The project to get the late John Peel’s historic music collection on the web has stalled through lack of funding.
Even though the web design company behind it has continued working on a voluntary basis, the work has slowed to a crawl
John’s collection at his home in Great Finborough contains an estimated 80,000 items covering music from the 1960s to his death in 2004 on mediums ranging from reel-to-reel tapes sent in by aspiring bands to commercial CDs.
The iconic DJ’s widow Shiela Ravenscroft said yesterday: “We’ve got about 10 per cent of the albums online. It was the first 100 of every letter in the alphabet, but there are still the CDs, 12in singles and seven inch singles, so you can see the enormity of the task.”
The project had been funded by the Arts Council as part of its Space project to make artworks accessible to all.

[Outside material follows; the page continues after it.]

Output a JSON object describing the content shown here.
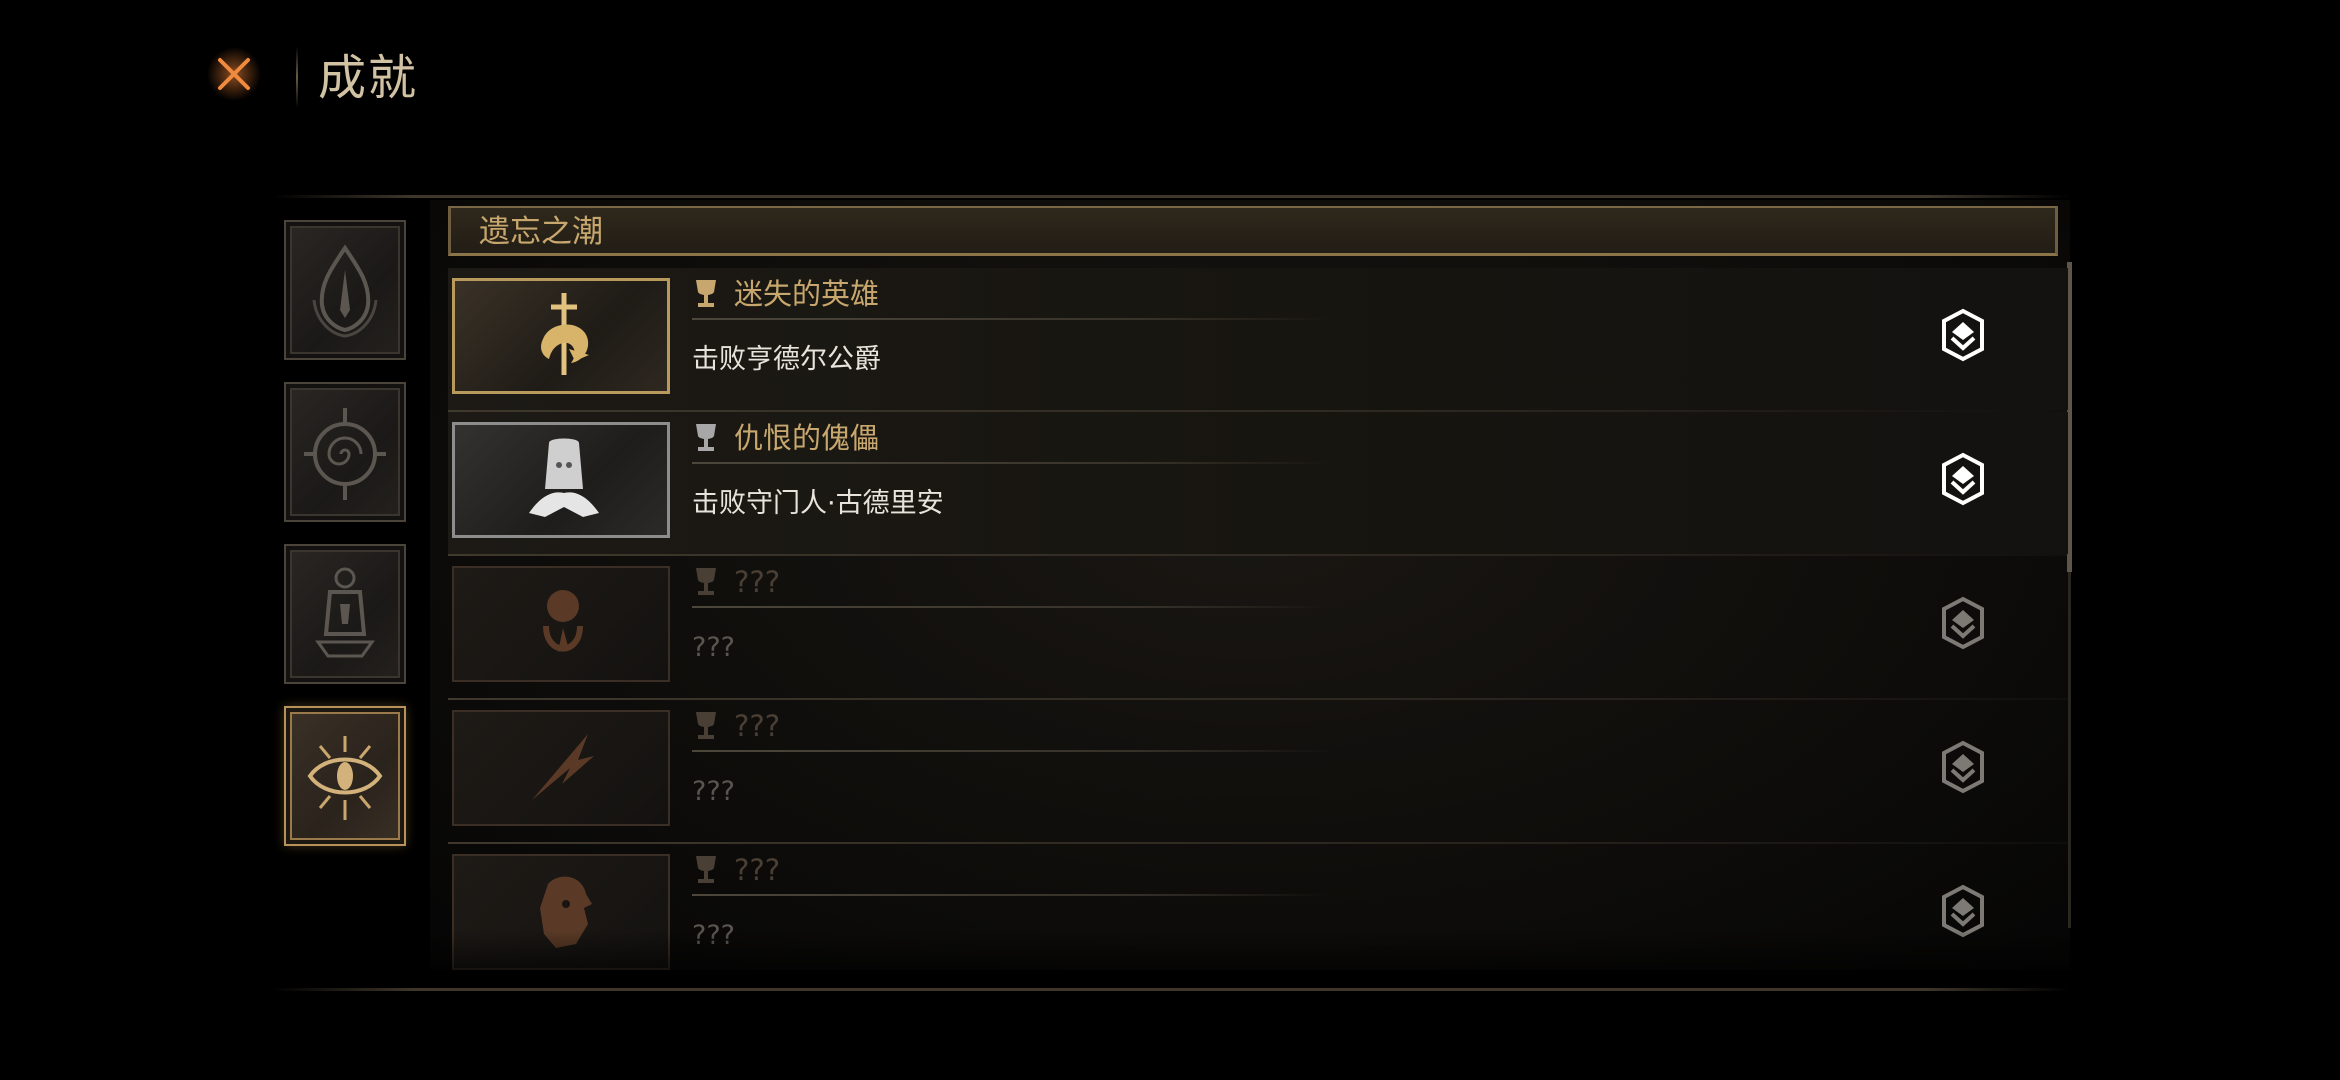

“The Arts Council is hoping that next year they might be able to continue with it,” she said. “We have still been adding to it because the people who work on it love working on it. But people can’t work for fresh air.”

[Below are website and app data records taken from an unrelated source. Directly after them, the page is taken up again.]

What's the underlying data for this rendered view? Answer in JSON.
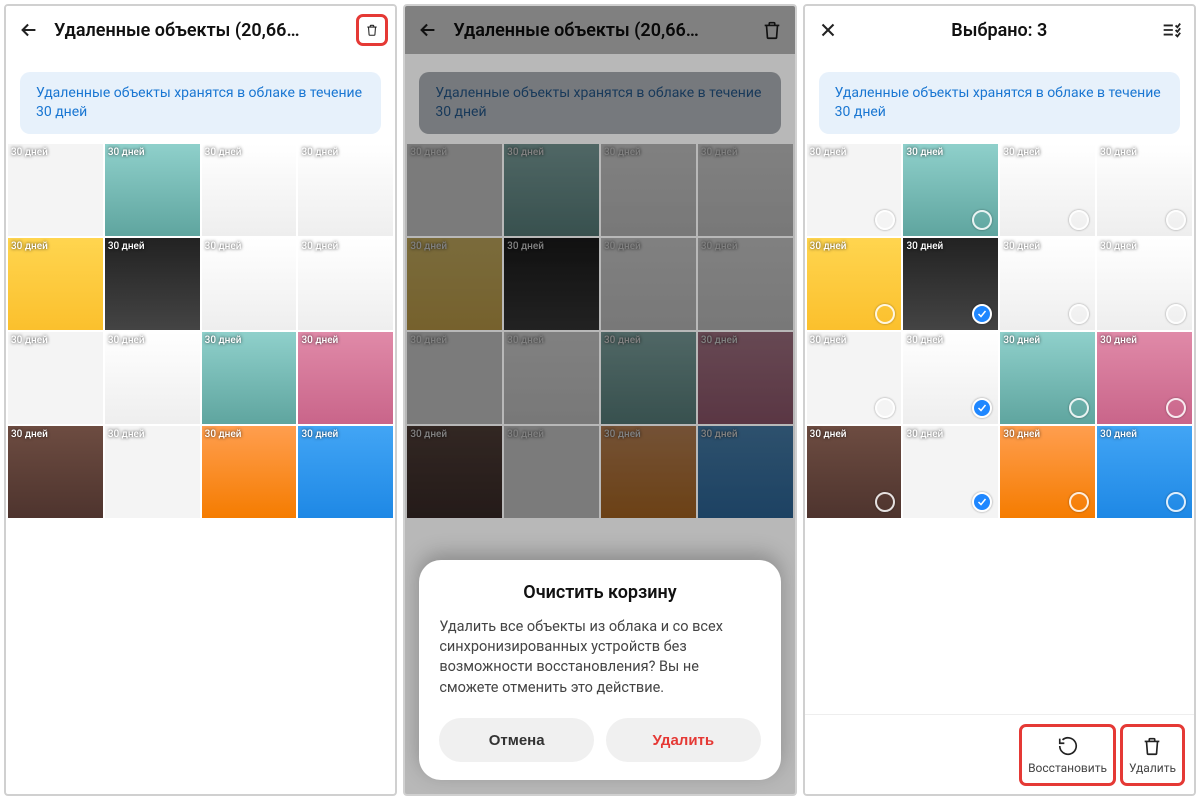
{
  "screen1": {
    "title": "Удаленные объекты (20,66…",
    "banner": "Удаленные объекты хранятся в облаке в течение 30 дней",
    "badge": "30 дней"
  },
  "screen2": {
    "title": "Удаленные объекты (20,66…",
    "banner": "Удаленные объекты хранятся в облаке в течение 30 дней",
    "badge": "30 дней",
    "dialog": {
      "title": "Очистить корзину",
      "body": "Удалить все объекты из облака и со всех синхронизированных устройств без возможности восстановления? Вы не сможете отменить это действие.",
      "cancel": "Отмена",
      "delete": "Удалить"
    }
  },
  "screen3": {
    "title": "Выбрано: 3",
    "banner": "Удаленные объекты хранятся в облаке в течение 30 дней",
    "badge": "30 дней",
    "restore": "Восстановить",
    "delete": "Удалить",
    "selected_count": 3
  },
  "thumb_styles": [
    "bg-light",
    "bg-teal",
    "bg-doc",
    "bg-doc",
    "bg-taxi",
    "bg-dark",
    "bg-doc",
    "bg-doc",
    "bg-light",
    "bg-doc",
    "bg-teal",
    "bg-pink",
    "bg-brown",
    "bg-light",
    "bg-orange",
    "bg-pack"
  ],
  "s3_checked": [
    5,
    9,
    13
  ]
}
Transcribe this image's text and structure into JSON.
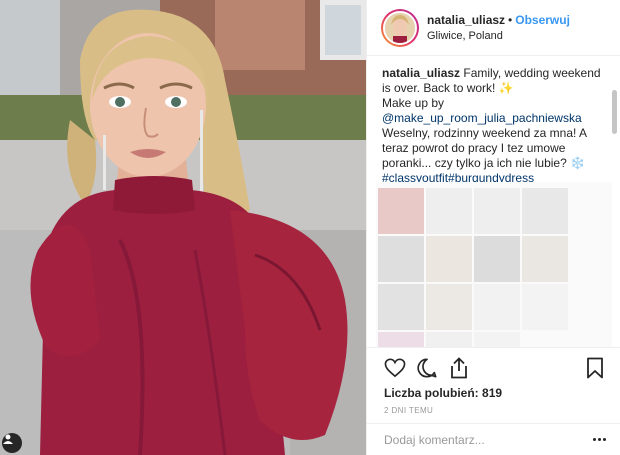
{
  "post": {
    "username": "natalia_uliasz",
    "separator": "•",
    "follow_label": "Obserwuj",
    "location": "Gliwice, Poland",
    "caption": {
      "text_1": "Family, wedding weekend is over. Back to work! ✨",
      "text_2": "Make up by",
      "mention": "@make_up_room_julia_pachniewska",
      "text_3": "Weselny, rodzinny weekend za mna! A teraz powrot do pracy I tez umowe poranki... czy tylko ja ich nie lubie? ❄️",
      "hashtags": "#classyoutfit#burgundydress"
    },
    "likes_label": "Liczba polubień:",
    "likes_count": "819",
    "time_ago": "2 DNI TEMU",
    "comment_placeholder": "Dodaj komentarz..."
  },
  "icons": {
    "like": "heart-icon",
    "comment": "comment-icon",
    "share": "share-icon",
    "save": "bookmark-icon",
    "more": "more-options-icon",
    "user_tag": "user-tag-icon"
  },
  "colors": {
    "dress": "#9c1f3f",
    "link": "#3897f0",
    "text": "#262626",
    "muted": "#999999"
  }
}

James Leeds, of the Norwich based web design company Klik, said: “It costs about £1.50 per record to photograph and catalogue it but there’s 80,000 items so that mounts up.”

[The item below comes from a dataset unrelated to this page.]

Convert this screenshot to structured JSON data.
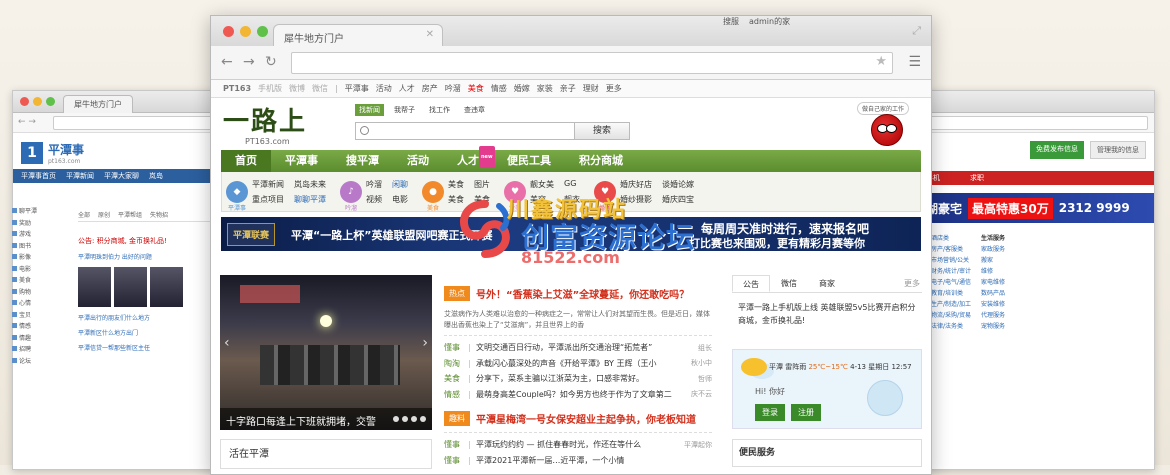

The site, which has attracted more than 300,000 visits, links many albums to existing online music providers who have rights deals with main record labels.
But James added:”About half the records we’ve done are on Spotify, iTunes and so on, but the rest are from small labels that have long since gone.
“It is heritage — it’s a chronological history of music at a very important time. More than that, it’s the collection that made a lot of these artists, and even genres, come to public significance. For example, his copy of Interstellar Overdrive by Pink Floyd is the first anyone ever heard.”
Shiela said she plans a meeting between the family and everyone involved to discuss what to do next.
The website is at www.johnpeelarchive.com